Friday, May 25, 2018


Languages like English, Afrikaans and isiXhosa are kitchen languages. They are combinations of various inputs. That is why they are so colourful. The (Sweet) Orange is a hybrid fruit. It is a combination of a Pomelo and a Mandarin.

Sweet Oranges were first mentioned in Chinese literature in around 314 BC. How they came to be cultivated around the world has hints in the names they are called in various languages. The word 'Orange' comes from the Sanskrit word... Naranja. The Indo-European languages stretched all the way to Europe. When Alexander conquered the world... he didn't head west, he headed east. If he had been someone who grew up in Apartheid South Africa (like me), Alexander would have been unlikely to make it into a 'white school'. The language spread though... and Oranges are called Naranja in Spanish, and Orange in German/French/English (i.e. Apartheid White). They were brought to Spain by the North African Moors, who had become Muslims through their connections to the lands just south of Alexander.
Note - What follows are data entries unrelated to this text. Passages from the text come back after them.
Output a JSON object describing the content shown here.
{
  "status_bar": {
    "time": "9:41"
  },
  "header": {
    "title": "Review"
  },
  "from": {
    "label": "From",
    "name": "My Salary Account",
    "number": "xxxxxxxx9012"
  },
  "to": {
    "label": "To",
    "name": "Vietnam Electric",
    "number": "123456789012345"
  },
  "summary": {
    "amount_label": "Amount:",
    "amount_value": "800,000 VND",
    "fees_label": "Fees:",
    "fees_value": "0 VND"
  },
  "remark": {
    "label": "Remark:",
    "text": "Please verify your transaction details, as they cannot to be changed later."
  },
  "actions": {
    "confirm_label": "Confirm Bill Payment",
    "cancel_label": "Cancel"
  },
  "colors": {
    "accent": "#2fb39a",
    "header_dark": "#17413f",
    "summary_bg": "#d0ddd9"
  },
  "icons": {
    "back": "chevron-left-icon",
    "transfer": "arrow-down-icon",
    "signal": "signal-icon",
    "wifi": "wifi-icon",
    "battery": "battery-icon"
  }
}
What is funny, is that Oranges were introduced to the areas Alexander came from, from the west. So in Greek, an Orange is Portokali, Turkish it is Portokal, Arabic it is Boutouqal, and Persian it is Portegal. Like the Spanish, the Portuguese had the Sanskrit name... Laranja. Thanks to the Portuguese traders who 'brought' them this delight.

The traveling cultures had named it differently. They saw it earlier. The Northern Germans call the orange an Apfelsine, Dutch Appelsine, Swedish Apelsin, and Norwegians Appelsin. An apple from China. Even though the Chinese call it Chéngzi. The Russians call it something similar to the Spanish (Oranzhevyy) but the Mongolians (who now use Russian script) show the link between Russia and China (via them) and call them jürj.

The Mongol leader Genghis ruled an Empire that stretched from Poland and Hungary to the eastern edge of modern Russia. The Turks led the Ottoman Empire. Al-Andulus streched Muslim rule from Northern Africa into Spain. The Norman French colonised England and basically never left, but rather melted into the upper classes. The richest man ever to live was from Timbuktu in Mali - Mansa Musa. He too traveled west to look for culture, and famously caused huge inflation in Egypt on route to Mecca because of his generosity.

If we define 'we' by group identities, then we have all had our turn on top and underneath. But lest that give you an air of superiority or inferiority - our tongues betray us. There is only one us, and ideas spread even if they take on different local forms.

Orange Stand in Morroco

No comments: